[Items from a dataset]

※

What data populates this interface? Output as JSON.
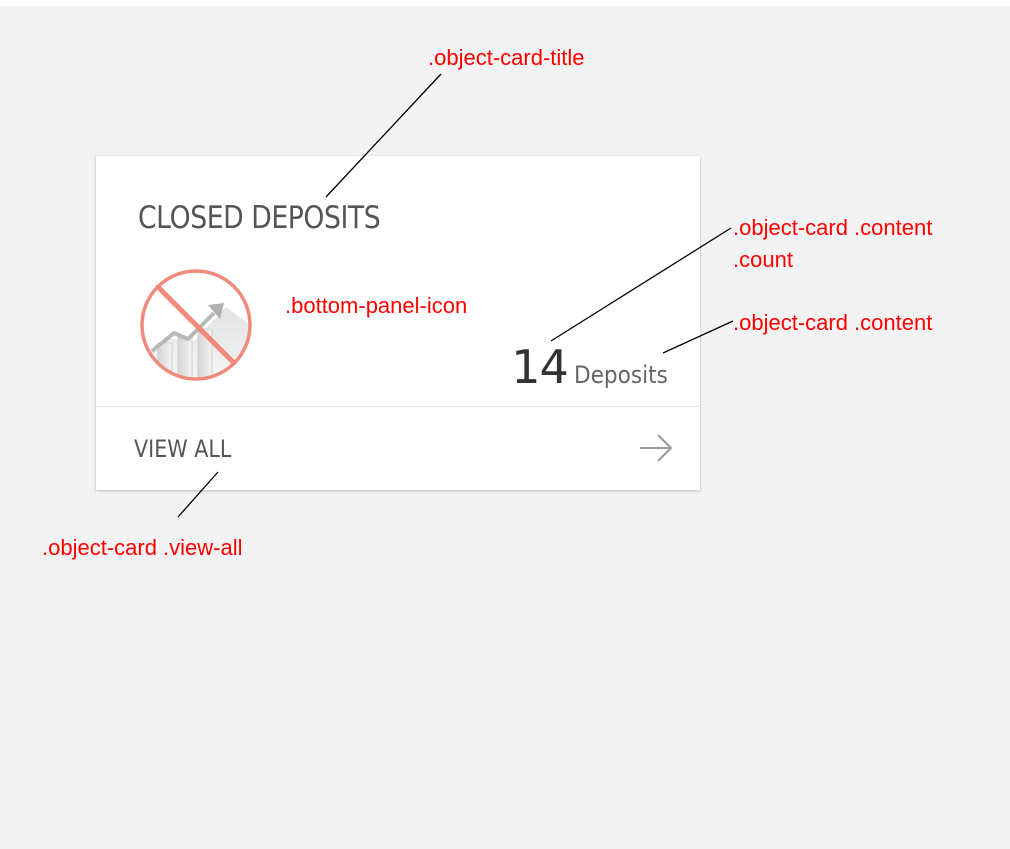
{
  "card": {
    "title": "CLOSED DEPOSITS",
    "count": "14",
    "count_unit": "Deposits",
    "view_all_label": "VIEW ALL",
    "icon": "no-deposits-chart-icon",
    "arrow_icon": "arrow-right-icon"
  },
  "annotations": {
    "title": ".object-card-title",
    "count_line1": ".object-card .content",
    "count_line2": ".count",
    "icon": ".bottom-panel-icon",
    "content": ".object-card .content",
    "view_all": ".object-card .view-all"
  },
  "colors": {
    "background": "#f3f3f3",
    "card": "#ffffff",
    "annotation": "#ff0000",
    "icon_ring": "#f08a7a",
    "icon_slash": "#f08a7a",
    "title_text": "#555555",
    "count_text": "#333333",
    "arrow": "#9a9a9a"
  }
}
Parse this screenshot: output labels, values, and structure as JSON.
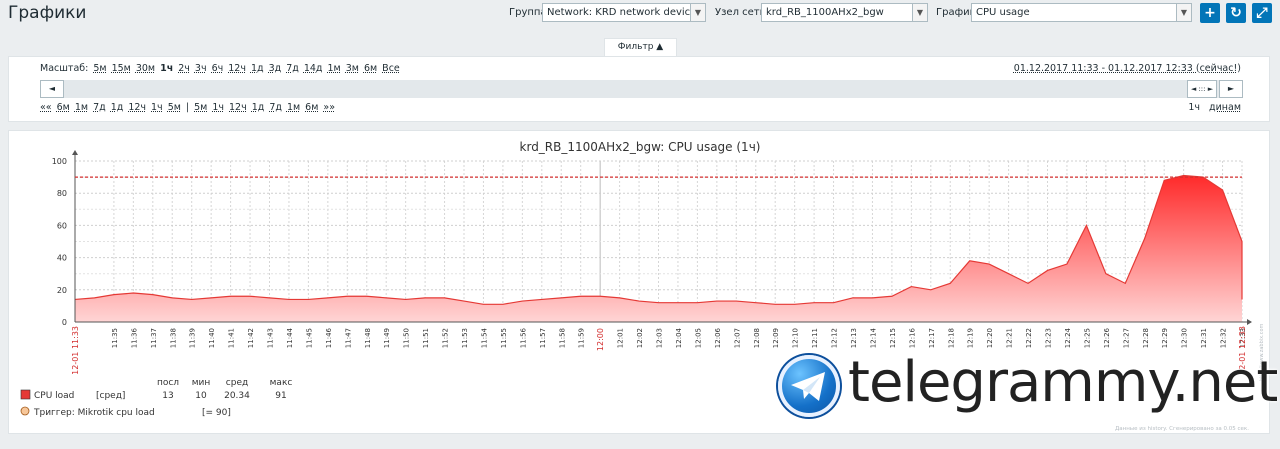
{
  "header": {
    "title": "Графики",
    "group_label": "Группа",
    "group_value": "Network: KRD network devices",
    "host_label": "Узел сети",
    "host_value": "krd_RB_1100AHx2_bgw",
    "graph_label": "График",
    "graph_value": "CPU usage",
    "buttons": [
      "+",
      "↻",
      "⤢"
    ]
  },
  "filter": {
    "tab_label": "Фильтр ▲",
    "zoom_label": "Масштаб:",
    "zoom_options": [
      "5м",
      "15м",
      "30м",
      "1ч",
      "2ч",
      "3ч",
      "6ч",
      "12ч",
      "1д",
      "3д",
      "7д",
      "14д",
      "1м",
      "3м",
      "6м",
      "Все"
    ],
    "zoom_active": "1ч",
    "period": "01.12.2017 11:33 - 01.12.2017 12:33 (сейчас!)",
    "nav_back": [
      "««",
      "6м",
      "1м",
      "7д",
      "1д",
      "12ч",
      "1ч",
      "5м"
    ],
    "nav_sep": "|",
    "nav_fwd": [
      "5м",
      "1ч",
      "12ч",
      "1д",
      "7д",
      "1м",
      "6м",
      "»»"
    ],
    "fixed_label": "1ч",
    "dynamic_label": "динам",
    "scroll_left": "◄",
    "scroll_right": "►",
    "scroll_handle": "◄ ::: ►"
  },
  "chart_data": {
    "type": "area",
    "title": "krd_RB_1100AHx2_bgw: CPU usage (1ч)",
    "ylim": [
      0,
      100
    ],
    "yticks": [
      0,
      20,
      40,
      60,
      80,
      100
    ],
    "x_start_label": "12-01 11:33",
    "x_mid_label": "12:00",
    "x_end_label": "12-01 12:33",
    "x_tick_labels": [
      "11:35",
      "11:36",
      "11:37",
      "11:38",
      "11:39",
      "11:40",
      "11:41",
      "11:42",
      "11:43",
      "11:44",
      "11:45",
      "11:46",
      "11:47",
      "11:48",
      "11:49",
      "11:50",
      "11:51",
      "11:52",
      "11:53",
      "11:54",
      "11:55",
      "11:56",
      "11:57",
      "11:58",
      "11:59",
      "12:01",
      "12:02",
      "12:03",
      "12:04",
      "12:05",
      "12:06",
      "12:07",
      "12:08",
      "12:09",
      "12:10",
      "12:11",
      "12:12",
      "12:13",
      "12:14",
      "12:15",
      "12:16",
      "12:17",
      "12:18",
      "12:19",
      "12:20",
      "12:21",
      "12:22",
      "12:23",
      "12:24",
      "12:25",
      "12:26",
      "12:27",
      "12:28",
      "12:29",
      "12:30",
      "12:31",
      "12:32",
      "12:33"
    ],
    "series": [
      {
        "name": "CPU load",
        "color": "#e53935",
        "x_minutes": [
          0,
          1,
          2,
          3,
          4,
          5,
          6,
          7,
          8,
          9,
          10,
          11,
          12,
          13,
          14,
          15,
          16,
          17,
          18,
          19,
          20,
          21,
          22,
          23,
          24,
          25,
          26,
          27,
          28,
          29,
          30,
          31,
          32,
          33,
          34,
          35,
          36,
          37,
          38,
          39,
          40,
          41,
          42,
          43,
          44,
          45,
          46,
          47,
          48,
          49,
          50,
          51,
          52,
          53,
          54,
          55,
          56,
          57,
          58,
          59,
          60
        ],
        "values": [
          14,
          15,
          17,
          18,
          17,
          15,
          14,
          15,
          16,
          16,
          15,
          14,
          14,
          15,
          16,
          16,
          15,
          14,
          15,
          15,
          13,
          11,
          11,
          13,
          14,
          15,
          16,
          16,
          15,
          13,
          12,
          12,
          12,
          13,
          13,
          12,
          11,
          11,
          12,
          12,
          13,
          13,
          12,
          12,
          13,
          13,
          12,
          12,
          13,
          12,
          12,
          11,
          11,
          12,
          13,
          12,
          11,
          11,
          13,
          13,
          14
        ]
      }
    ],
    "peak_segment": {
      "x_minutes": [
        40,
        41,
        42,
        43,
        44,
        45,
        46,
        47,
        48,
        49,
        50,
        51,
        52,
        53,
        54,
        55,
        56,
        57,
        58,
        59,
        60
      ],
      "values": [
        15,
        15,
        16,
        22,
        20,
        24,
        38,
        36,
        30,
        24,
        32,
        36,
        60,
        30,
        24,
        52,
        88,
        91,
        90,
        82,
        50
      ]
    },
    "trigger": {
      "name": "Триггер: Mikrotik cpu load",
      "value": 90,
      "cond": "[= 90]",
      "color": "#d32f2f"
    },
    "legend": {
      "headers": [
        "посл",
        "мин",
        "сред",
        "макс"
      ],
      "rows": [
        {
          "name": "CPU load",
          "agg": "[сред]",
          "last": "13",
          "min": "10",
          "avg": "20.34",
          "max": "91"
        }
      ]
    },
    "side_note": "http://www.zabbix.com",
    "footnote": "Данные из history. Сгенерировано за 0.05 сек."
  },
  "watermark": {
    "text": "telegrammy.net"
  }
}
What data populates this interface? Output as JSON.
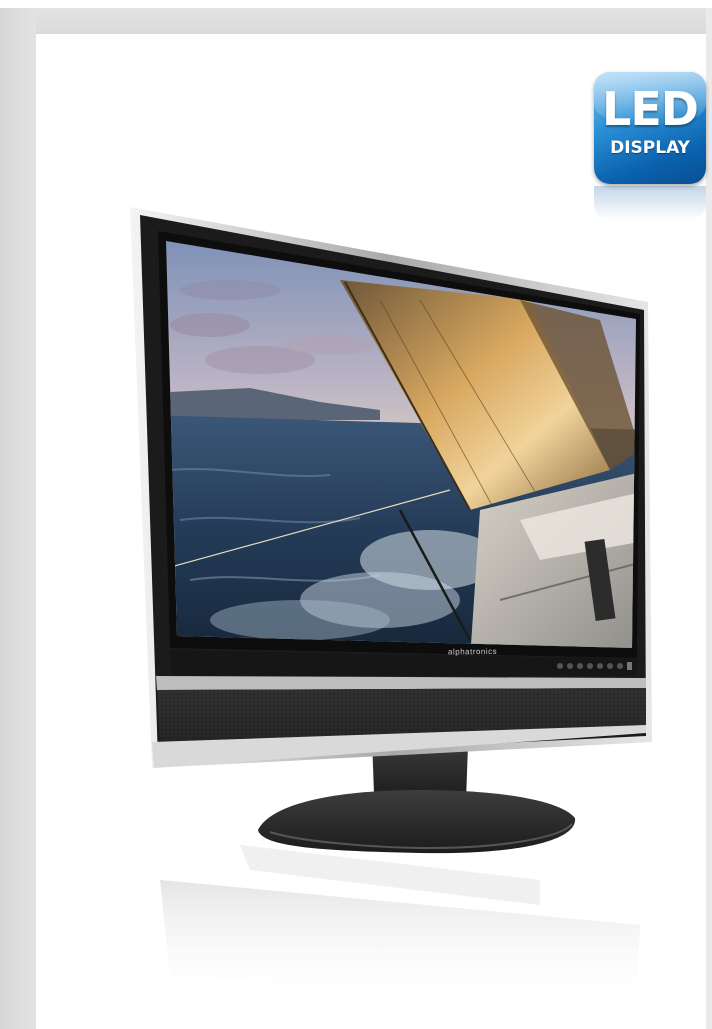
{
  "badge": {
    "line1": "LED",
    "line2": "DISPLAY",
    "color": "#1b7cc8"
  },
  "monitor": {
    "brand": "alphatronics",
    "screen_image": "sailboat-ocean-sunset",
    "bezel_color": "#1a1a1a",
    "stand_color": "#2b2b2b"
  }
}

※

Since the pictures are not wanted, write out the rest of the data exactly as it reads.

What data populates this interface? Output as JSON.
{
  "card": {
    "title": "CLOSED DEPOSITS",
    "count": "14",
    "count_unit": "Deposits",
    "view_all_label": "VIEW ALL",
    "icon": "no-deposits-chart-icon",
    "arrow_icon": "arrow-right-icon"
  },
  "annotations": {
    "title": ".object-card-title",
    "count_line1": ".object-card .content",
    "count_line2": ".count",
    "icon": ".bottom-panel-icon",
    "content": ".object-card .content",
    "view_all": ".object-card .view-all"
  },
  "colors": {
    "background": "#f3f3f3",
    "card": "#ffffff",
    "annotation": "#ff0000",
    "icon_ring": "#f08a7a",
    "icon_slash": "#f08a7a",
    "title_text": "#555555",
    "count_text": "#333333",
    "arrow": "#9a9a9a"
  }
}
Parse this screenshot: output labels, values, and structure as JSON.
{
  "header": {
    "title": "Графики",
    "group_label": "Группа",
    "group_value": "Network: KRD network devices",
    "host_label": "Узел сети",
    "host_value": "krd_RB_1100AHx2_bgw",
    "graph_label": "График",
    "graph_value": "CPU usage",
    "buttons": [
      "+",
      "↻",
      "⤢"
    ]
  },
  "filter": {
    "tab_label": "Фильтр ▲",
    "zoom_label": "Масштаб:",
    "zoom_options": [
      "5м",
      "15м",
      "30м",
      "1ч",
      "2ч",
      "3ч",
      "6ч",
      "12ч",
      "1д",
      "3д",
      "7д",
      "14д",
      "1м",
      "3м",
      "6м",
      "Все"
    ],
    "zoom_active": "1ч",
    "period": "01.12.2017 11:33 - 01.12.2017 12:33 (сейчас!)",
    "nav_back": [
      "««",
      "6м",
      "1м",
      "7д",
      "1д",
      "12ч",
      "1ч",
      "5м"
    ],
    "nav_sep": "|",
    "nav_fwd": [
      "5м",
      "1ч",
      "12ч",
      "1д",
      "7д",
      "1м",
      "6м",
      "»»"
    ],
    "fixed_label": "1ч",
    "dynamic_label": "динам",
    "scroll_left": "◄",
    "scroll_right": "►",
    "scroll_handle": "◄ ::: ►"
  },
  "chart_data": {
    "type": "area",
    "title": "krd_RB_1100AHx2_bgw: CPU usage (1ч)",
    "ylim": [
      0,
      100
    ],
    "yticks": [
      0,
      20,
      40,
      60,
      80,
      100
    ],
    "x_start_label": "12-01 11:33",
    "x_mid_label": "12:00",
    "x_end_label": "12-01 12:33",
    "x_tick_labels": [
      "11:35",
      "11:36",
      "11:37",
      "11:38",
      "11:39",
      "11:40",
      "11:41",
      "11:42",
      "11:43",
      "11:44",
      "11:45",
      "11:46",
      "11:47",
      "11:48",
      "11:49",
      "11:50",
      "11:51",
      "11:52",
      "11:53",
      "11:54",
      "11:55",
      "11:56",
      "11:57",
      "11:58",
      "11:59",
      "12:01",
      "12:02",
      "12:03",
      "12:04",
      "12:05",
      "12:06",
      "12:07",
      "12:08",
      "12:09",
      "12:10",
      "12:11",
      "12:12",
      "12:13",
      "12:14",
      "12:15",
      "12:16",
      "12:17",
      "12:18",
      "12:19",
      "12:20",
      "12:21",
      "12:22",
      "12:23",
      "12:24",
      "12:25",
      "12:26",
      "12:27",
      "12:28",
      "12:29",
      "12:30",
      "12:31",
      "12:32",
      "12:33"
    ],
    "series": [
      {
        "name": "CPU load",
        "color": "#e53935",
        "x_minutes": [
          0,
          1,
          2,
          3,
          4,
          5,
          6,
          7,
          8,
          9,
          10,
          11,
          12,
          13,
          14,
          15,
          16,
          17,
          18,
          19,
          20,
          21,
          22,
          23,
          24,
          25,
          26,
          27,
          28,
          29,
          30,
          31,
          32,
          33,
          34,
          35,
          36,
          37,
          38,
          39,
          40,
          41,
          42,
          43,
          44,
          45,
          46,
          47,
          48,
          49,
          50,
          51,
          52,
          53,
          54,
          55,
          56,
          57,
          58,
          59,
          60
        ],
        "values": [
          14,
          15,
          17,
          18,
          17,
          15,
          14,
          15,
          16,
          16,
          15,
          14,
          14,
          15,
          16,
          16,
          15,
          14,
          15,
          15,
          13,
          11,
          11,
          13,
          14,
          15,
          16,
          16,
          15,
          13,
          12,
          12,
          12,
          13,
          13,
          12,
          11,
          11,
          12,
          12,
          13,
          13,
          12,
          12,
          13,
          13,
          12,
          12,
          13,
          12,
          12,
          11,
          11,
          12,
          13,
          12,
          11,
          11,
          13,
          13,
          14
        ]
      }
    ],
    "peak_segment": {
      "x_minutes": [
        40,
        41,
        42,
        43,
        44,
        45,
        46,
        47,
        48,
        49,
        50,
        51,
        52,
        53,
        54,
        55,
        56,
        57,
        58,
        59,
        60
      ],
      "values": [
        15,
        15,
        16,
        22,
        20,
        24,
        38,
        36,
        30,
        24,
        32,
        36,
        60,
        30,
        24,
        52,
        88,
        91,
        90,
        82,
        50
      ]
    },
    "trigger": {
      "name": "Триггер: Mikrotik cpu load",
      "value": 90,
      "cond": "[= 90]",
      "color": "#d32f2f"
    },
    "legend": {
      "headers": [
        "посл",
        "мин",
        "сред",
        "макс"
      ],
      "rows": [
        {
          "name": "CPU load",
          "agg": "[сред]",
          "last": "13",
          "min": "10",
          "avg": "20.34",
          "max": "91"
        }
      ]
    },
    "side_note": "http://www.zabbix.com",
    "footnote": "Данные из history. Сгенерировано за 0.05 сек."
  },
  "watermark": {
    "text": "telegrammy.net"
  }
}
What data populates this interface? Output as JSON.
{
  "badge": {
    "line1": "LED",
    "line2": "DISPLAY",
    "color": "#1b7cc8"
  },
  "monitor": {
    "brand": "alphatronics",
    "screen_image": "sailboat-ocean-sunset",
    "bezel_color": "#1a1a1a",
    "stand_color": "#2b2b2b"
  }
}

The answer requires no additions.